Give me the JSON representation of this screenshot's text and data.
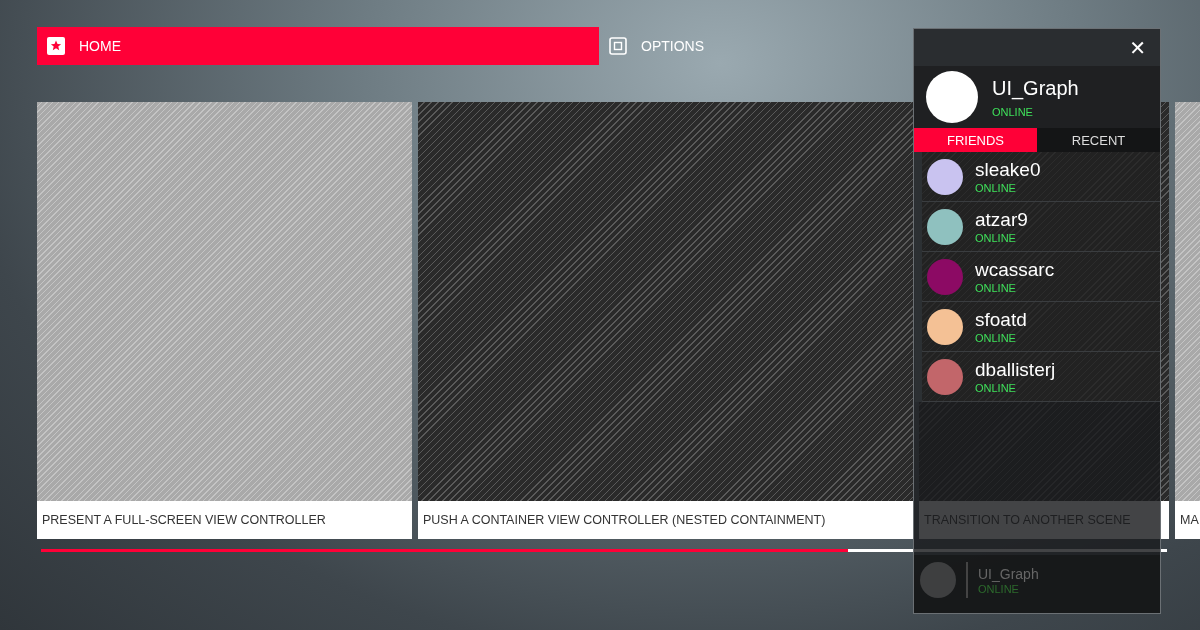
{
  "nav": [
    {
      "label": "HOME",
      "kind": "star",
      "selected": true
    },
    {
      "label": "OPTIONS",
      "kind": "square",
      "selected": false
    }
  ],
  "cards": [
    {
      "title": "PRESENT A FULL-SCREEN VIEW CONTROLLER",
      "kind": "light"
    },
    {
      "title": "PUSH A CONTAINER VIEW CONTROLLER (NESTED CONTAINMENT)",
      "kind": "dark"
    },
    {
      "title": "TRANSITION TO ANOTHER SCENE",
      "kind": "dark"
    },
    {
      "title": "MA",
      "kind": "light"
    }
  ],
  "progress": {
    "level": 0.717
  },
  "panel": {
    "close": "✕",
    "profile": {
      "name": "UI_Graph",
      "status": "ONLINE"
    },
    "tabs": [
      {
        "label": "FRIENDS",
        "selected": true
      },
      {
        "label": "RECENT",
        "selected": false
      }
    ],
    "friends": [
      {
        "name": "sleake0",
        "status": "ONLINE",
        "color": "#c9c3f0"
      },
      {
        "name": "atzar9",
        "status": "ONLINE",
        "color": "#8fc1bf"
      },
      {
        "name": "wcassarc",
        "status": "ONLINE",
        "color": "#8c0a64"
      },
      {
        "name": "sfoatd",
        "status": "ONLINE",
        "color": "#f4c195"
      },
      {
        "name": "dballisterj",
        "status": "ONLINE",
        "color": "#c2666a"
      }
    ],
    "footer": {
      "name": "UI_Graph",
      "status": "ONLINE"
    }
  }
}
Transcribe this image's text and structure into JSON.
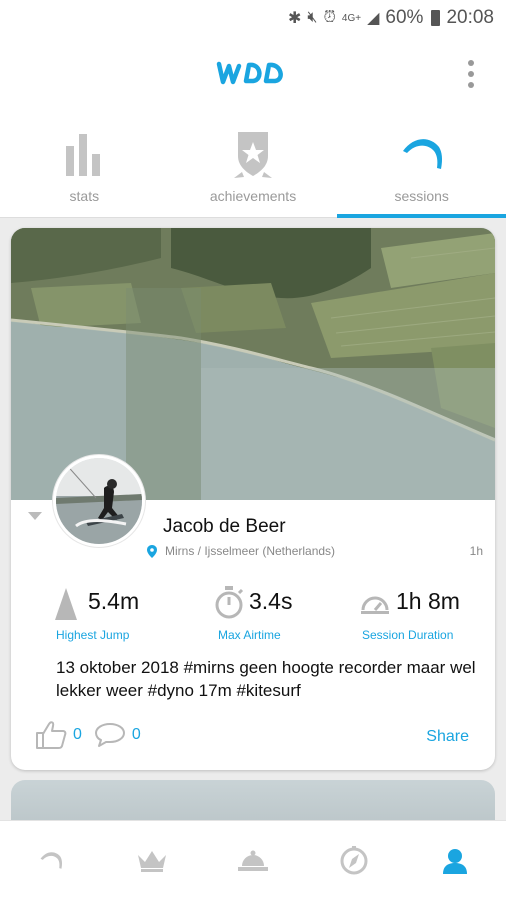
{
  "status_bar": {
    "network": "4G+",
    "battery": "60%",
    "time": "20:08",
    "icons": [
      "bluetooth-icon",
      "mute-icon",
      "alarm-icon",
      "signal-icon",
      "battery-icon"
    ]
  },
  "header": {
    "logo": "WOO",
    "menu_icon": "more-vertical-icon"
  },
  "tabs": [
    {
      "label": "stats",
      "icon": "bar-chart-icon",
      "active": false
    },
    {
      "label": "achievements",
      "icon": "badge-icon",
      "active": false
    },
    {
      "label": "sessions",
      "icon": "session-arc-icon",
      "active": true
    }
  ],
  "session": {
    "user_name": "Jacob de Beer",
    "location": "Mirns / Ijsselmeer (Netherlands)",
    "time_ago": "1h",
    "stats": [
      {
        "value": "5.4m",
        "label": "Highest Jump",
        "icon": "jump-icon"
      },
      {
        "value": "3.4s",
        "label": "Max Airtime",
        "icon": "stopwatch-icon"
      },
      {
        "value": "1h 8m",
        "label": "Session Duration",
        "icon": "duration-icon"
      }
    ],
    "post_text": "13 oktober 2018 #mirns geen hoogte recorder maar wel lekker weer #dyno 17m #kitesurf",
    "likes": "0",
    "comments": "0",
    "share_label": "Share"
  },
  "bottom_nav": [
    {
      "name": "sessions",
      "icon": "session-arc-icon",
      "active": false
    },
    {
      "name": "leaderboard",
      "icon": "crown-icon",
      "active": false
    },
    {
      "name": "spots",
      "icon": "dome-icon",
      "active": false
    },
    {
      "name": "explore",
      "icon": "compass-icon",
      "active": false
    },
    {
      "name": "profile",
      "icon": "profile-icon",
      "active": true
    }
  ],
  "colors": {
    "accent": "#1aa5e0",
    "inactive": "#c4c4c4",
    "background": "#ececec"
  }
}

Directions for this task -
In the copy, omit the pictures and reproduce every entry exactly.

Reply to the exercise -
Give me the JSON representation of this screenshot's text and data.
{
  "nav": [
    {
      "label": "HOME",
      "kind": "star",
      "selected": true
    },
    {
      "label": "OPTIONS",
      "kind": "square",
      "selected": false
    }
  ],
  "cards": [
    {
      "title": "PRESENT A FULL-SCREEN VIEW CONTROLLER",
      "kind": "light"
    },
    {
      "title": "PUSH A CONTAINER VIEW CONTROLLER (NESTED CONTAINMENT)",
      "kind": "dark"
    },
    {
      "title": "TRANSITION TO ANOTHER SCENE",
      "kind": "dark"
    },
    {
      "title": "MA",
      "kind": "light"
    }
  ],
  "progress": {
    "level": 0.717
  },
  "panel": {
    "close": "✕",
    "profile": {
      "name": "UI_Graph",
      "status": "ONLINE"
    },
    "tabs": [
      {
        "label": "FRIENDS",
        "selected": true
      },
      {
        "label": "RECENT",
        "selected": false
      }
    ],
    "friends": [
      {
        "name": "sleake0",
        "status": "ONLINE",
        "color": "#c9c3f0"
      },
      {
        "name": "atzar9",
        "status": "ONLINE",
        "color": "#8fc1bf"
      },
      {
        "name": "wcassarc",
        "status": "ONLINE",
        "color": "#8c0a64"
      },
      {
        "name": "sfoatd",
        "status": "ONLINE",
        "color": "#f4c195"
      },
      {
        "name": "dballisterj",
        "status": "ONLINE",
        "color": "#c2666a"
      }
    ],
    "footer": {
      "name": "UI_Graph",
      "status": "ONLINE"
    }
  }
}
Transcribe this image's text and structure into JSON.
{
  "status_bar": {
    "network": "4G+",
    "battery": "60%",
    "time": "20:08",
    "icons": [
      "bluetooth-icon",
      "mute-icon",
      "alarm-icon",
      "signal-icon",
      "battery-icon"
    ]
  },
  "header": {
    "logo": "WOO",
    "menu_icon": "more-vertical-icon"
  },
  "tabs": [
    {
      "label": "stats",
      "icon": "bar-chart-icon",
      "active": false
    },
    {
      "label": "achievements",
      "icon": "badge-icon",
      "active": false
    },
    {
      "label": "sessions",
      "icon": "session-arc-icon",
      "active": true
    }
  ],
  "session": {
    "user_name": "Jacob de Beer",
    "location": "Mirns / Ijsselmeer (Netherlands)",
    "time_ago": "1h",
    "stats": [
      {
        "value": "5.4m",
        "label": "Highest Jump",
        "icon": "jump-icon"
      },
      {
        "value": "3.4s",
        "label": "Max Airtime",
        "icon": "stopwatch-icon"
      },
      {
        "value": "1h 8m",
        "label": "Session Duration",
        "icon": "duration-icon"
      }
    ],
    "post_text": "13 oktober 2018 #mirns geen hoogte recorder maar wel lekker weer #dyno 17m #kitesurf",
    "likes": "0",
    "comments": "0",
    "share_label": "Share"
  },
  "bottom_nav": [
    {
      "name": "sessions",
      "icon": "session-arc-icon",
      "active": false
    },
    {
      "name": "leaderboard",
      "icon": "crown-icon",
      "active": false
    },
    {
      "name": "spots",
      "icon": "dome-icon",
      "active": false
    },
    {
      "name": "explore",
      "icon": "compass-icon",
      "active": false
    },
    {
      "name": "profile",
      "icon": "profile-icon",
      "active": true
    }
  ],
  "colors": {
    "accent": "#1aa5e0",
    "inactive": "#c4c4c4",
    "background": "#ececec"
  }
}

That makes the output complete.